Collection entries
==============================

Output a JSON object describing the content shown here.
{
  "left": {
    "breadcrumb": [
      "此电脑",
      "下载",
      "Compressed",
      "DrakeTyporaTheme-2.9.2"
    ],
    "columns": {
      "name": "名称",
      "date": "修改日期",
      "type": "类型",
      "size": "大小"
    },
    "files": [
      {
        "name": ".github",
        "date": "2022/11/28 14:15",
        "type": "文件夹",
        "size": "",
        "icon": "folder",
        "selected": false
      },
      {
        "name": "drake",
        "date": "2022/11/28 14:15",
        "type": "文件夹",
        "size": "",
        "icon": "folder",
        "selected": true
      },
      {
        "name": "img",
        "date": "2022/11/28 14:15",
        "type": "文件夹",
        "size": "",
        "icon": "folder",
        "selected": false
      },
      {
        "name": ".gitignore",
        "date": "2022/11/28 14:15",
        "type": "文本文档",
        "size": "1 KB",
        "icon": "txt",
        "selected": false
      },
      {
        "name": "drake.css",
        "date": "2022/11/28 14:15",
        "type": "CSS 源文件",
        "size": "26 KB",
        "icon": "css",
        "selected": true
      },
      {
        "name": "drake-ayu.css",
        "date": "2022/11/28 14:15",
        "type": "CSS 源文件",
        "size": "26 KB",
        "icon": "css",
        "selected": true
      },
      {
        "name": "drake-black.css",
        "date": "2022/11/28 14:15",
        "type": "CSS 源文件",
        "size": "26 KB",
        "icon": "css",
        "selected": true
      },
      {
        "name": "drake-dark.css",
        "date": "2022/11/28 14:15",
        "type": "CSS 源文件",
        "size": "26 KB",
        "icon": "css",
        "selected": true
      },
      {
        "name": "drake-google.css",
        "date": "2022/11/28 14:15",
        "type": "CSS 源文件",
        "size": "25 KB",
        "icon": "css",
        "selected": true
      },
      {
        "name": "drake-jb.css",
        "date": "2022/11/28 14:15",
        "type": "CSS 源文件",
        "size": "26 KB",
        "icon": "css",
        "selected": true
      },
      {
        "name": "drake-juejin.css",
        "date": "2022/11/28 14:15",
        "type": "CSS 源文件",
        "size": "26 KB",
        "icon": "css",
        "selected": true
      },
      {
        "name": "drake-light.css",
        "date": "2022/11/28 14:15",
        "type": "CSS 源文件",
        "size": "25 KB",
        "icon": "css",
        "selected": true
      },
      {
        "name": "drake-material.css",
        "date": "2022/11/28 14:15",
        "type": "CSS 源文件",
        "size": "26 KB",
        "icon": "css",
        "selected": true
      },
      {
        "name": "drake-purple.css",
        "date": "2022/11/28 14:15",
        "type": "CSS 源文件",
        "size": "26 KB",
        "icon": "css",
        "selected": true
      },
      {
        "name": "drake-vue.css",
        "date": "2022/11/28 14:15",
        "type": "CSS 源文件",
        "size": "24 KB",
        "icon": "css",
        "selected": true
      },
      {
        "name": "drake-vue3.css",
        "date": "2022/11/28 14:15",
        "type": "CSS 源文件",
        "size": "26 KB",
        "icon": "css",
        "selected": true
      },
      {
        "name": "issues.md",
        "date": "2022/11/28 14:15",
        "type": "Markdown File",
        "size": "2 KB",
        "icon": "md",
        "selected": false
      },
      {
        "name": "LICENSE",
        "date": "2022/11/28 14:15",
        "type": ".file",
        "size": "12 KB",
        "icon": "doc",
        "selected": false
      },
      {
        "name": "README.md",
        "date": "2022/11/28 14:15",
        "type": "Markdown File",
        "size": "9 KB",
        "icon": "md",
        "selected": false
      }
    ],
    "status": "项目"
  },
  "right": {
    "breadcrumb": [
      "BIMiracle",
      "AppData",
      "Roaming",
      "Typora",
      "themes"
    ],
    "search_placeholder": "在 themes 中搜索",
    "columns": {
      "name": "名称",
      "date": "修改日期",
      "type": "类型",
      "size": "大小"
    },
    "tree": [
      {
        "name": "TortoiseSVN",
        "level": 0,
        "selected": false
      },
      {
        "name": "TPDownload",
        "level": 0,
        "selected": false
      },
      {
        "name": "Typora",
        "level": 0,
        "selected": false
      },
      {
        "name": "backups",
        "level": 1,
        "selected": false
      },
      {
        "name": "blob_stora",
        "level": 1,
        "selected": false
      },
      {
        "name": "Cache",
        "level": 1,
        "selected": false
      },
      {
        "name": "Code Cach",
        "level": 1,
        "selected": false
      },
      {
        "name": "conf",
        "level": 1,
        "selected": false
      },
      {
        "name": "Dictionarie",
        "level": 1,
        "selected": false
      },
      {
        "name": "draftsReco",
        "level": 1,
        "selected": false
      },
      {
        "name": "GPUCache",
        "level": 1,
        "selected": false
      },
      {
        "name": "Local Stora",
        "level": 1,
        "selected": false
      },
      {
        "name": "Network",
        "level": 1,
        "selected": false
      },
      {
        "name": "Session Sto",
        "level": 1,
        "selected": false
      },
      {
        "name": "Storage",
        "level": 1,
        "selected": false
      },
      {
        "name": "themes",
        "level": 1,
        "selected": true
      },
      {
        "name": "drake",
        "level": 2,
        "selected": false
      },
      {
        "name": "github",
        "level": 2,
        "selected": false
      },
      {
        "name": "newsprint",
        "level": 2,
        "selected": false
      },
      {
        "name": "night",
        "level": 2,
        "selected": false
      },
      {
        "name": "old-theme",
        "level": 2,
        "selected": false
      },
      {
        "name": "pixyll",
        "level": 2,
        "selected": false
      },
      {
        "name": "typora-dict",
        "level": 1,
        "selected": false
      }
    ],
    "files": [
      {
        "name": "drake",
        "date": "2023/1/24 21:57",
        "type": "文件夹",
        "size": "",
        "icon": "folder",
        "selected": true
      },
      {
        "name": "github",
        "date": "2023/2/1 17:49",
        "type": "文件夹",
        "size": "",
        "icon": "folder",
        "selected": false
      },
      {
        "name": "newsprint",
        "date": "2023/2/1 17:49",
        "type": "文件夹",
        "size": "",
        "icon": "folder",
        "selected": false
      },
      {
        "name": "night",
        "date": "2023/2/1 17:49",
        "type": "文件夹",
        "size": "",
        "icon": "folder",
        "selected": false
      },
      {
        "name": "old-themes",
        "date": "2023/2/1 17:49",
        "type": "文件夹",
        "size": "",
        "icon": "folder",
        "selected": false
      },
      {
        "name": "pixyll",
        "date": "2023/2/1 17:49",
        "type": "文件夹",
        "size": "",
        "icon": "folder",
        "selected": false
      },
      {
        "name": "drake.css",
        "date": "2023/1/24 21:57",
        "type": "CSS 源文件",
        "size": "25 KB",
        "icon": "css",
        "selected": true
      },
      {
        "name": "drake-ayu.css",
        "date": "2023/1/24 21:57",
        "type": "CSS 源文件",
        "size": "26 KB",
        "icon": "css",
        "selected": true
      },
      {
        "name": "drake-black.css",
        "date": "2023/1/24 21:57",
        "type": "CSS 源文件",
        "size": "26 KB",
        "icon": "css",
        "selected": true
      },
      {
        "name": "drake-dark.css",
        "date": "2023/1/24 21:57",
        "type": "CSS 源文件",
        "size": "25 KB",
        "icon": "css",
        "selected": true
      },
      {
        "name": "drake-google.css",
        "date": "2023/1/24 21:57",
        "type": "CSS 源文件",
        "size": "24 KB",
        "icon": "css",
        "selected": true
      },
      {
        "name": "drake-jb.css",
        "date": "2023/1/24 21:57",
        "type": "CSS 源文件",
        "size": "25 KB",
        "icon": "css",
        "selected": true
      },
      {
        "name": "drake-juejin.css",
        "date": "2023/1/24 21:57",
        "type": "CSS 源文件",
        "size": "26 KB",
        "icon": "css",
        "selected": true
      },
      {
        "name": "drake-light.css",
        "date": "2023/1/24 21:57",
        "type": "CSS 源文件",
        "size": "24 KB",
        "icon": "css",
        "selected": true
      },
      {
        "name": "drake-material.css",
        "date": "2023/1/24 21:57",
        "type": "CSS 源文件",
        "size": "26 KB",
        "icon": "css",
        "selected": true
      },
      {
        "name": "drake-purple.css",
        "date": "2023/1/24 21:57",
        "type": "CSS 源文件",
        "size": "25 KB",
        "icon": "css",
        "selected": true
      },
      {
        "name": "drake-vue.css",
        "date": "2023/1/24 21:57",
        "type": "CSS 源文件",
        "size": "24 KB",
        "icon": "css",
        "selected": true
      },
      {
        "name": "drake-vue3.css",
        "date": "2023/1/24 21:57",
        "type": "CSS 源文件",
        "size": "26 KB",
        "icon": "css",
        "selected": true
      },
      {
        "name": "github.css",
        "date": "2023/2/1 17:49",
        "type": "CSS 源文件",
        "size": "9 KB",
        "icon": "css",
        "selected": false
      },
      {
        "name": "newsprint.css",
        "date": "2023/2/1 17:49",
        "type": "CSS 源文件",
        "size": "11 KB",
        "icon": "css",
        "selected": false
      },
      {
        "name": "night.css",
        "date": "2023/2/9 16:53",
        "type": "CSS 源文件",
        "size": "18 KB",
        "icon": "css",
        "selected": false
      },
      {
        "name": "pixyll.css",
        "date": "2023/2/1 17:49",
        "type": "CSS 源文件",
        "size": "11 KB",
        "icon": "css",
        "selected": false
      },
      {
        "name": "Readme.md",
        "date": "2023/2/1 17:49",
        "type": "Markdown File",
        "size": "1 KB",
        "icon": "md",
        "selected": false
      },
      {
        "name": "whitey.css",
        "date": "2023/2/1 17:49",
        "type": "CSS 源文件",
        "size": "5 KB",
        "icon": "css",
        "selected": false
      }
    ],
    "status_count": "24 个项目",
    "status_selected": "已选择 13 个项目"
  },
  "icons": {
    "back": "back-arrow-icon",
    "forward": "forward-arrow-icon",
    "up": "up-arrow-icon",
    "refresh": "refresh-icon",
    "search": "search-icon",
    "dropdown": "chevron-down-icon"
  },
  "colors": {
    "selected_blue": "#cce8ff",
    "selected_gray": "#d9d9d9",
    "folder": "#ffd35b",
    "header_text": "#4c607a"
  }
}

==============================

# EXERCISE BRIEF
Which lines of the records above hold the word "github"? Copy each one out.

# WRITTEN SOLUTION
        "name": ".github",
        "name": "github",
        "name": "github",
        "name": "github.css",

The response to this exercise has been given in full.